The CommonsHasher is a bot that currently runs on all images on Commons. Every hour, it takes about 9000 images (at current speed), gets the basic metadata about those images, and computes what is known as a perceptual hash. A perceptual hash can be seen as a very large number that can uniquely identify an image. If you run the same computation on an image, even after it has been resized, or changed from a png to a jpg, it should result in the same big number. Or a number that's very close to it. Commons Machinery is using a very simple blockhash algorithm for this, which can run both in a browser and in standalone applications.
Having a database of such hashes means that we can relate an image to an image from Commons, even if it's found on another web site, and even if it's been resized or re-coded to a different image format. Over time, the hashes we calculate will be contributed back to Wikidata, once Wikidata starts including more and more information about images from Commons. In the mean time, Commons Machinery is hosting our own API to that data, which will soon be published on Elog.io. The latter will also include a browser plugin for Firefox and Chrome which looks at images that you encounter while browsing and provides a visual mark on the images that come from Wikimedia Commons, and provides a way to find your way back to Wikimedia Commons to get more information about them.
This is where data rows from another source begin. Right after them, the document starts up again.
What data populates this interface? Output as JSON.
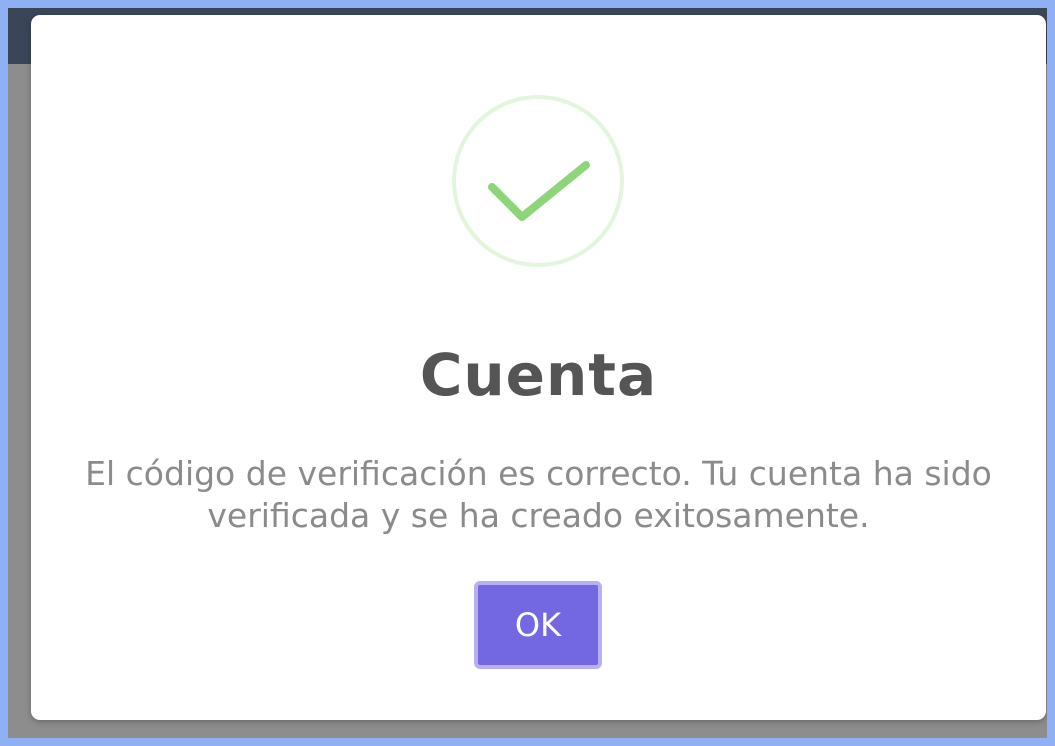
{
  "modal": {
    "title": "Cuenta",
    "message": "El código de verificación es correcto. Tu cuenta ha sido verificada y se ha creado exitosamente.",
    "icon": "success-check-icon",
    "ok_label": "OK"
  },
  "colors": {
    "success": "#8ed57a",
    "success_ring": "#e3f5dd",
    "button": "#7468e2",
    "title": "#555555",
    "message": "#8b8b8b",
    "frame": "#8fb0f2"
  }
}
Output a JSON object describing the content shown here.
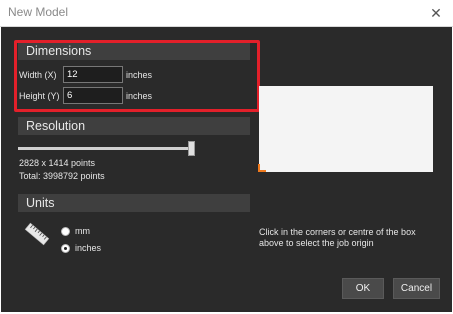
{
  "window": {
    "title": "New Model",
    "close_icon": "close-icon"
  },
  "dimensions": {
    "header": "Dimensions",
    "width_label": "Width (X)",
    "width_value": "12",
    "width_unit": "inches",
    "height_label": "Height (Y)",
    "height_value": "6",
    "height_unit": "inches"
  },
  "resolution": {
    "header": "Resolution",
    "slider_level": 0.97,
    "points_text": "2828 x 1414 points",
    "total_text": "Total: 3998792 points"
  },
  "units": {
    "header": "Units",
    "icon": "ruler-icon",
    "options": [
      {
        "label": "mm",
        "selected": false
      },
      {
        "label": "inches",
        "selected": true
      }
    ]
  },
  "origin": {
    "hint_line1": "Click in the corners or centre of the box",
    "hint_line2": "above to select the job origin",
    "accent": "#f07a1e"
  },
  "buttons": {
    "ok": "OK",
    "cancel": "Cancel"
  },
  "colors": {
    "background": "#2a2a2a",
    "highlight": "#e3202a"
  }
}
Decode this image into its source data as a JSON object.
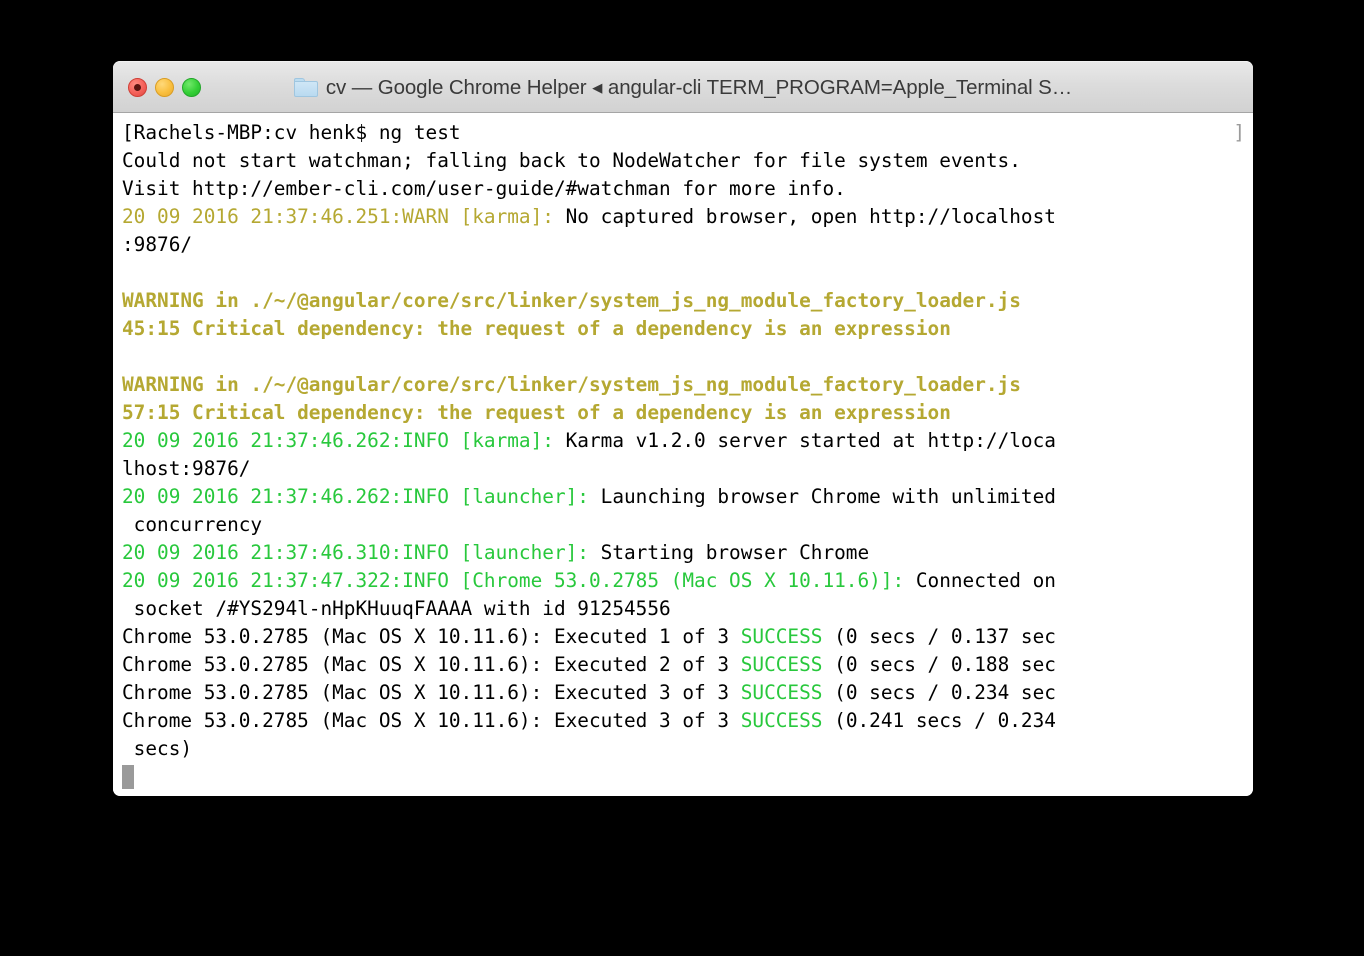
{
  "window": {
    "title": "cv — Google Chrome Helper ◂ angular-cli TERM_PROGRAM=Apple_Terminal S…",
    "folder_icon": "folder-icon",
    "controls": {
      "close": "close-button",
      "minimize": "minimize-button",
      "zoom": "zoom-button"
    }
  },
  "terminal": {
    "prompt_mark": "]",
    "cursor": "block-cursor",
    "colors": {
      "background": "#ffffff",
      "foreground": "#000000",
      "warn": "#b5a832",
      "info": "#28c83c",
      "success": "#28c83c",
      "cursor": "#9a9a9a",
      "prompt_mark": "#9b9b9b"
    },
    "lines": [
      {
        "id": "prompt-command",
        "segments": [
          {
            "text": "[Rachels-MBP:cv henk$ ng test",
            "style": "plain"
          }
        ]
      },
      {
        "id": "watchman-warning",
        "segments": [
          {
            "text": "Could not start watchman; falling back to NodeWatcher for file system events.",
            "style": "plain"
          }
        ]
      },
      {
        "id": "watchman-visit",
        "segments": [
          {
            "text": "Visit http://ember-cli.com/user-guide/#watchman for more info.",
            "style": "plain"
          }
        ]
      },
      {
        "id": "karma-no-browser",
        "segments": [
          {
            "text": "20 09 2016 21:37:46.251:WARN [karma]: ",
            "style": "warn"
          },
          {
            "text": "No captured browser, open http://localhost",
            "style": "plain"
          }
        ]
      },
      {
        "id": "karma-no-browser-wrap",
        "segments": [
          {
            "text": ":9876/",
            "style": "plain"
          }
        ]
      },
      {
        "id": "blank-1",
        "segments": [
          {
            "text": " ",
            "style": "plain"
          }
        ]
      },
      {
        "id": "warning-1-head",
        "segments": [
          {
            "text": "WARNING in ./~/@angular/core/src/linker/system_js_ng_module_factory_loader.js",
            "style": "bwarn"
          }
        ]
      },
      {
        "id": "warning-1-detail",
        "segments": [
          {
            "text": "45:15 Critical dependency: the request of a dependency is an expression",
            "style": "bwarn"
          }
        ]
      },
      {
        "id": "blank-2",
        "segments": [
          {
            "text": " ",
            "style": "plain"
          }
        ]
      },
      {
        "id": "warning-2-head",
        "segments": [
          {
            "text": "WARNING in ./~/@angular/core/src/linker/system_js_ng_module_factory_loader.js",
            "style": "bwarn"
          }
        ]
      },
      {
        "id": "warning-2-detail",
        "segments": [
          {
            "text": "57:15 Critical dependency: the request of a dependency is an expression",
            "style": "bwarn"
          }
        ]
      },
      {
        "id": "karma-server",
        "segments": [
          {
            "text": "20 09 2016 21:37:46.262:INFO [karma]: ",
            "style": "info"
          },
          {
            "text": "Karma v1.2.0 server started at http://loca",
            "style": "plain"
          }
        ]
      },
      {
        "id": "karma-server-wrap",
        "segments": [
          {
            "text": "lhost:9876/",
            "style": "plain"
          }
        ]
      },
      {
        "id": "launcher-launching",
        "segments": [
          {
            "text": "20 09 2016 21:37:46.262:INFO [launcher]: ",
            "style": "info"
          },
          {
            "text": "Launching browser Chrome with unlimited",
            "style": "plain"
          }
        ]
      },
      {
        "id": "launcher-launching-wrap",
        "segments": [
          {
            "text": " concurrency",
            "style": "plain"
          }
        ]
      },
      {
        "id": "launcher-starting",
        "segments": [
          {
            "text": "20 09 2016 21:37:46.310:INFO [launcher]: ",
            "style": "info"
          },
          {
            "text": "Starting browser Chrome",
            "style": "plain"
          }
        ]
      },
      {
        "id": "chrome-connected",
        "segments": [
          {
            "text": "20 09 2016 21:37:47.322:INFO [Chrome 53.0.2785 (Mac OS X 10.11.6)]: ",
            "style": "info"
          },
          {
            "text": "Connected on",
            "style": "plain"
          }
        ]
      },
      {
        "id": "chrome-connected-wrap",
        "segments": [
          {
            "text": " socket /#YS294l-nHpKHuuqFAAAA with id 91254556",
            "style": "plain"
          }
        ]
      },
      {
        "id": "exec-1",
        "segments": [
          {
            "text": "Chrome 53.0.2785 (Mac OS X 10.11.6): Executed 1 of 3 ",
            "style": "plain"
          },
          {
            "text": "SUCCESS",
            "style": "ok"
          },
          {
            "text": " (0 secs / 0.137 sec",
            "style": "plain"
          }
        ]
      },
      {
        "id": "exec-2",
        "segments": [
          {
            "text": "Chrome 53.0.2785 (Mac OS X 10.11.6): Executed 2 of 3 ",
            "style": "plain"
          },
          {
            "text": "SUCCESS",
            "style": "ok"
          },
          {
            "text": " (0 secs / 0.188 sec",
            "style": "plain"
          }
        ]
      },
      {
        "id": "exec-3",
        "segments": [
          {
            "text": "Chrome 53.0.2785 (Mac OS X 10.11.6): Executed 3 of 3 ",
            "style": "plain"
          },
          {
            "text": "SUCCESS",
            "style": "ok"
          },
          {
            "text": " (0 secs / 0.234 sec",
            "style": "plain"
          }
        ]
      },
      {
        "id": "exec-total",
        "segments": [
          {
            "text": "Chrome 53.0.2785 (Mac OS X 10.11.6): Executed 3 of 3 ",
            "style": "plain"
          },
          {
            "text": "SUCCESS",
            "style": "ok"
          },
          {
            "text": " (0.241 secs / 0.234",
            "style": "plain"
          }
        ]
      },
      {
        "id": "exec-total-wrap",
        "segments": [
          {
            "text": " secs)",
            "style": "plain"
          }
        ]
      }
    ]
  }
}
You can find a sneak preview of the plugin, and the current roadmap is to publish a first version sometime in November. Feel free to join the discussions by commenting below, joining us on IRC in #commonsmachinery on Freenode, or just signing up for Elog.io to get more information as we make it available.
Open Access Reader; New Topic Page; Open Access File of the Day suspended
This month, the Open Access Reader started, which aims to bring significant information contained in Open Access publications over to relevant Wikimedia platforms.
Cite-o-Meter got facelift
The Cite-o-Meter is a tool to visualize how many Wikipedia pages are citing CrossRef DOIs that have been issued by different publishers (examples: PLOS, Elsevier). It also allows to rank publishers by citations from a given Wikipedia (examples: en, vi) or from Wikimedia Commons. It got a facelift this month using D3 for better visualization.
Since December 1, 2011, an Open Access File of the Day has been posted on a daily basis to highlight the variety of open access materials that are being used on Wikimedia projects. Due to limited volunteer time, this activity has been suspended this month until further notice. If you see a way to take this up again, please contact WikiProject Open Access. The following files have been featured as Open Access File of the Day this month:
The following represents a selection of the files that have been uploaded by the Open Access Media Importer this month, bringing the total to about 17,500. If you can think of wiki pages where these files could be useful, please put them in there or let us know.